V. Castro’s Goddess of Filth is a great possession narrative that breaks away from most of the elements reader have come to expect from the subgenre. At once a coming-of-age story about a group of young women caught in the interstitial space between high school and college and a tale that explores the effects of colonialism on religion, history, and even our thought process, this short novel is a perfect addition to Castro’s growing Latinx-centered oeuvre as well as a perfect starting point for those unfamiliar with her work.
Lourdes, Ana, Perla, Pauline, and Fernanda are high school friends looking for a way out of their homes and contemplating college. On a hot summer night, they get together and hold a séance just like the in the movie The Craft. They call for a spirit and have fun pretending to be brujas. Then things get serious when Fernanda starts crawling toward her friend while speaking Nahuatl, the language of the Aztecs. That night is scary, but the next few weeks are worse as Fernanda, a shy young woman with very strict parents who withhold a secret from her, starts acting strangely, masturbating in public, speaking Nahuatl regularly, and eventually sucking the sins out of the guilty (with disastrous consequences).

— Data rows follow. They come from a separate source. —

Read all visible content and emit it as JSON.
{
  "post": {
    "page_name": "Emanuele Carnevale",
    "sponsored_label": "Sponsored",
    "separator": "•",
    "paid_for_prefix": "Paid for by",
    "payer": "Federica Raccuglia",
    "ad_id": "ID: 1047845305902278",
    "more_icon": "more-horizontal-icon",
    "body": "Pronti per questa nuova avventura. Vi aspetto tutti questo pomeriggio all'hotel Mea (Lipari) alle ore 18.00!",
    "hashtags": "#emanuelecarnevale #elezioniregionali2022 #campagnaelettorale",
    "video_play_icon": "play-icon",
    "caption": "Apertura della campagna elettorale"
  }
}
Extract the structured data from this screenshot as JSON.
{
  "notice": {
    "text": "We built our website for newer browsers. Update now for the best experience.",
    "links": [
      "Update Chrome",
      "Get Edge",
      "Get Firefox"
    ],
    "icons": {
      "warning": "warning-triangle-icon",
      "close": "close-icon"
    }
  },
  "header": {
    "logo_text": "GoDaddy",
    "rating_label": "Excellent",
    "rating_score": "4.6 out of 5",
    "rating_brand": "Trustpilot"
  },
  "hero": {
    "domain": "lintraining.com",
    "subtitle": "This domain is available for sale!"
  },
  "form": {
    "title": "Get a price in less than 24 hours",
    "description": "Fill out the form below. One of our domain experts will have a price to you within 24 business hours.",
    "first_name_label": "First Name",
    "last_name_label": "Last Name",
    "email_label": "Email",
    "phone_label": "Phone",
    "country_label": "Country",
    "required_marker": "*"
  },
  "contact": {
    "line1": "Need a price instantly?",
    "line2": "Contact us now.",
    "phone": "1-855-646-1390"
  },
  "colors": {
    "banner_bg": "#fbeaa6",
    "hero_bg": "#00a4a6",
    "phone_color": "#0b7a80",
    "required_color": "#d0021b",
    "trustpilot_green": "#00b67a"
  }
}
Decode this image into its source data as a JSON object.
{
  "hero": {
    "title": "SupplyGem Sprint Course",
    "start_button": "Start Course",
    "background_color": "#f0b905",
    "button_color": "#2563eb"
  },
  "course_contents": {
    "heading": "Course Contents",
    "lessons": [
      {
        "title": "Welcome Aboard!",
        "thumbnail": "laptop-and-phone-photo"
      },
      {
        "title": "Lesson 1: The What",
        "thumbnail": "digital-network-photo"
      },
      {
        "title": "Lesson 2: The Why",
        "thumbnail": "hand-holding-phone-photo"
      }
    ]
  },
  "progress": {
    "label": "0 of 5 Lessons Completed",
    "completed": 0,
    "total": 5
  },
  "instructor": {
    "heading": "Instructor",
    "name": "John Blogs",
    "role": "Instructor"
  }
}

Fearing demonic possession, Fernanda’s family contacts a few local priests, but none of them manage to get her to respond. Finally, Father Moreno comes, and he becomes convinced that the entity inside Fernanda is a demon. However, Lourdes suspects it’s something else, and with the help of a professor who understand Nahuatl, she learns a lot about the thing inhabiting her friend, a thing far more ancient, and far less evil, than any of them could have guessed.
Goddess of Filth is a story of possession gone right, but it’s also a lot more. This is a narrative about female empowerment, friendship, and justice. These characters are poor brown women and they have to deal with the realities that come with that. They work crappy jobs, they have no money to go to the college of their choice, and everyone expects them to get pregnant and have no future. Despite all that, they persevere, work hard, push forward, and support each other as they pursue their dreams in various ways. Castro created a group of Latinx women who know where they come from and what their poverty and skin color mean to the rest of the world, but that doesn’t stop them. They’re smart, and their understanding of how the world works comes from years of being told the same things over and over again: “Be smart, but not too smart. Be beautiful, but not so pretty as to make other females mad. Be successful, but not bossy or overly ambitious. Nobody likes a mouthy brown woman. Be a declawed kitten.”
Castro takes everyday realities and ancient beings and mixes them smoothly here. Fernanda and Tlazoltéotl, the Goddess of Filth who now lives inside her, grow to understand each other and cooperate for a better world in a very dark way. And that sense of justice is just one of the many things Castro manages to infuse into her narrative without sounding preachy. For example, Father Moreno embodies colonialism and the erasure of indigenous religions and beliefs. He also becomes a force that, at gunpoint, restricts a young woman’s freedom and physical agency. While all of these elements work effectively within the story, the most successful is perhaps history, which Castro introduces via the scholar that helps Fernanda. She gives the story a unique historical perspective:
“Based on what she has said and what I have seen, I think she is inhabited by Tlazoltéotl. She is a fierce goddess; one I believe to be misunderstood but important. She is known as the goddess of filth. She is the eater of sin and the unclean. However, she also represents fertility after death.”
Horror can be simultaneously pulpy and profound, and Goddess of Filth sits comfortably between those two qualities. This is a novel about integrity, family, an ancient language, and growing up. However, it’s also about people getting their sins sucked out of them before quickly burning to death and young women discovering their sexuality in a truck with a young man they plan on leaving behind. This book is serious and fun, and that combination makes it a must-read for horror fans who want a little something extra, a spicy serving of social commentary, with their monsters, awful deaths, and possessions.
At the end of the book, a statement from Creature Publishing declares the press was founded “on a passion for feminist discourse and horror’s potential for social commentary and catharsis.” All those elements are present here, as they are in most of Castro’s work, and both the press and the book are worth checking out, because horror is uniquely equipped to be the mirror that shows us what we are.